As international troops prepare to leave Afghanistan, and many foreign aid groups follow, Afghans are grappling with how the exodus will affect the country's fragile economy. Ayesha Tanzeem reports from the Afghan capital, Kabul.
Video

Video Poverty, Ignorance Force Underage Girls Into Marriage

The recent marriage of a 17-year old Chechen girl to a local police chief who was 30 years older and already had a wife caused an outcry in Russia and beyond. The bride was reportedly forced to marry and her parents were intimidated into giving their consent. The union spotlighted yet again the plight of many underage girls in developing countries. Zlatica Hoke reports poverty, ignorance and fear are behind the practice, especially in Asia and Africa.
Video

Video South Korea Marks Gwangju Uprising Anniversary

South Korea this week marked the 35th anniversary of a protest that turned deadly. The Gwangju Uprising is credited with starting the country’s democratic revolution after it was violently quelled by South Korea’s former military rulers. But as Jason Strother reports, some observers worry that democracy has recently been eroded.
Video

Video California’s Water System Not Created To Handle Current Drought

The drought in California is moving into its fourth year. While the state's governor is mandating a reduction in urban water use, most of the water used in California is for agriculture. But both city dwellers and farmers are feeling the impact of the drought. Some experts say the state’s water system was not created to handle long periods of drought. Elizabeth Lee reports from Ventura County, an agricultural region just northwest of Los Angeles.
Video

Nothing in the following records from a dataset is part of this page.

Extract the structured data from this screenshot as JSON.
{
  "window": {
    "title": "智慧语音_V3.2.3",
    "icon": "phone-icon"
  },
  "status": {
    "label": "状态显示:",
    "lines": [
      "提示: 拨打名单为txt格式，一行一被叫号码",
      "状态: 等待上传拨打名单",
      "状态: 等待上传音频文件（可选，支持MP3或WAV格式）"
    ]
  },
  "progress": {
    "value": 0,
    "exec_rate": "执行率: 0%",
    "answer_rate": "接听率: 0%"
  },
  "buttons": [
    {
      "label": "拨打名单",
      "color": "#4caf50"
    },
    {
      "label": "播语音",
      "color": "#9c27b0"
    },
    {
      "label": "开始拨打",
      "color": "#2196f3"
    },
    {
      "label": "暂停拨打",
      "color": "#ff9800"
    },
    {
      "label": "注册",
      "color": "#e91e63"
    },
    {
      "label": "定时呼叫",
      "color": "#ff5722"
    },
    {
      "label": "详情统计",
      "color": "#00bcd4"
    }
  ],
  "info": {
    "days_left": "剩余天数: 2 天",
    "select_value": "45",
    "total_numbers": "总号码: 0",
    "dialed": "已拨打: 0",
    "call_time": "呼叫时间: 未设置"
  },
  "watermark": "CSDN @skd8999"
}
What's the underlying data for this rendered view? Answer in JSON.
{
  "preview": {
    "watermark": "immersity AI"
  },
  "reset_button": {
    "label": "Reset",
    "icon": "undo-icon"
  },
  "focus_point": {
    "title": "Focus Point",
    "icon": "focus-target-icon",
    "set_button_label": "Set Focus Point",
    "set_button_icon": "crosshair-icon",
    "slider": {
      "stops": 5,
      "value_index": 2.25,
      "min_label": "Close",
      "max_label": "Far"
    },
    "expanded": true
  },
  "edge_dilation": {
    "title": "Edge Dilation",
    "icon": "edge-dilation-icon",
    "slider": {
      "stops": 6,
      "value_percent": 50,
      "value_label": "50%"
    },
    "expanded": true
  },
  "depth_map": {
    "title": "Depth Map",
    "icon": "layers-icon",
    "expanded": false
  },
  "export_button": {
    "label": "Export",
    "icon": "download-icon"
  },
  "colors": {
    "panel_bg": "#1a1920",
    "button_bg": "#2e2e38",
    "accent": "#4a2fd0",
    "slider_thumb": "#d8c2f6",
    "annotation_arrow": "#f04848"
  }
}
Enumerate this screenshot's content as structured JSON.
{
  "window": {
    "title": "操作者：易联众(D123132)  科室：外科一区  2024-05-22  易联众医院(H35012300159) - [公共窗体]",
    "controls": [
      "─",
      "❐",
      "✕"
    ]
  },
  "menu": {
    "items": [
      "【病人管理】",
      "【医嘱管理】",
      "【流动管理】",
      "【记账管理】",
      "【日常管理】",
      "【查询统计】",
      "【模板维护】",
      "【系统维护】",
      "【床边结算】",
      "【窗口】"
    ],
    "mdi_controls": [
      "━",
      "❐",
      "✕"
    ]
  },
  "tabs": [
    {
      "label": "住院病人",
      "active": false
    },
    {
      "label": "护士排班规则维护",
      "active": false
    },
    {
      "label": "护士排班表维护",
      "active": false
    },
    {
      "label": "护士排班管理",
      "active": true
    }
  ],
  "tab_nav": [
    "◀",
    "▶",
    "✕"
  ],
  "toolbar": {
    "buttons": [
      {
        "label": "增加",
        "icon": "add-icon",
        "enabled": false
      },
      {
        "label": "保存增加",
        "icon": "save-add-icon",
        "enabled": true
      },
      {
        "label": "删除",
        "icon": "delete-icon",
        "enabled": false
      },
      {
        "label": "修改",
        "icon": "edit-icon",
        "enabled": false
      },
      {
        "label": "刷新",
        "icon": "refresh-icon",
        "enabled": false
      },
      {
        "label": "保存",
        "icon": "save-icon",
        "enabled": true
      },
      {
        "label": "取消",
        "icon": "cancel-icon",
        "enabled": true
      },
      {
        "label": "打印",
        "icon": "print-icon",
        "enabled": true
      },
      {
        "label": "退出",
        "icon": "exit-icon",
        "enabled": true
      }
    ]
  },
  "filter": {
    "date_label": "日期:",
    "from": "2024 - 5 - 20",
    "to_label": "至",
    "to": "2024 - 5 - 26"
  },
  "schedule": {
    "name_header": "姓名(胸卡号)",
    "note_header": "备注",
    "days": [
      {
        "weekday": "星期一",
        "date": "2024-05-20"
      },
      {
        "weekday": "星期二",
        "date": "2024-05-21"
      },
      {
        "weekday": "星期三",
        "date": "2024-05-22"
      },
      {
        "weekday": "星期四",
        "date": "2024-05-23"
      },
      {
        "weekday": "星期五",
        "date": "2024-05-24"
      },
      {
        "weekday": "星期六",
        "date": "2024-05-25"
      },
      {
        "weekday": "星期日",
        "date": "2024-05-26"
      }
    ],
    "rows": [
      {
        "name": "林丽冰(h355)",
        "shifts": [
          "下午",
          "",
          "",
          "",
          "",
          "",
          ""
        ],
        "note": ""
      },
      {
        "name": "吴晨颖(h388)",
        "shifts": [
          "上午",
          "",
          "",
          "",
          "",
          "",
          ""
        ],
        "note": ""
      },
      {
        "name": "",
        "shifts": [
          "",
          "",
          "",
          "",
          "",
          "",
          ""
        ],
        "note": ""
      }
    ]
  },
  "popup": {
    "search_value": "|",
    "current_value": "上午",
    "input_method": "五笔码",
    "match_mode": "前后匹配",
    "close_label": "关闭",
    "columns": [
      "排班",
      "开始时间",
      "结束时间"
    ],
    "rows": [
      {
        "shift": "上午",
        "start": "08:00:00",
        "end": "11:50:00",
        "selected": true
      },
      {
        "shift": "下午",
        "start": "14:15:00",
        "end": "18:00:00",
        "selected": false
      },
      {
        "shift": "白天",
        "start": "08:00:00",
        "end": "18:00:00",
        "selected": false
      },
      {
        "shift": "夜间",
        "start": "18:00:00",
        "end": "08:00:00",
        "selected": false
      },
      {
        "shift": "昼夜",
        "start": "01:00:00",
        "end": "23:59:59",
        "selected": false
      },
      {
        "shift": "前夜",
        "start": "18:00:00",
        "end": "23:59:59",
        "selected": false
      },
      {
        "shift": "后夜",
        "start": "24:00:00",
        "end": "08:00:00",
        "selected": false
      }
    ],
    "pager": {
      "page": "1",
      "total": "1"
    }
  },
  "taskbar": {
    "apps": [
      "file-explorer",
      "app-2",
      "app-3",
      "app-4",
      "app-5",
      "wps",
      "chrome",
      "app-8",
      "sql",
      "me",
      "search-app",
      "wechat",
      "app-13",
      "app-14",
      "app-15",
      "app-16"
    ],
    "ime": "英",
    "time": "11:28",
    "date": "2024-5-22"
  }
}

Video How to Clone a Mammoth: The Science of De-Extinction

An international team of scientists has sequenced the complete genome of the woolly mammoth. Led by the Swedish Museum of Natural History in Stockholm, the work opens the door to recreate the huge herbivore, which last roamed the Earth 4,000 years ago. VOA’s Rosanne Skirble considers the science of de-extinction and its place on the planet
Video

Video Blind Boy Defines His Life with Music

Cole Moran was born blind. He also has cognitive delays and other birth defects. He has to learn everything by ear. Nevertheless, the 12-year-old has had an insatiable love for music since he was born. VOA’s June Soh introduces us to the young phenomenal harmonica player.

VOA Blogs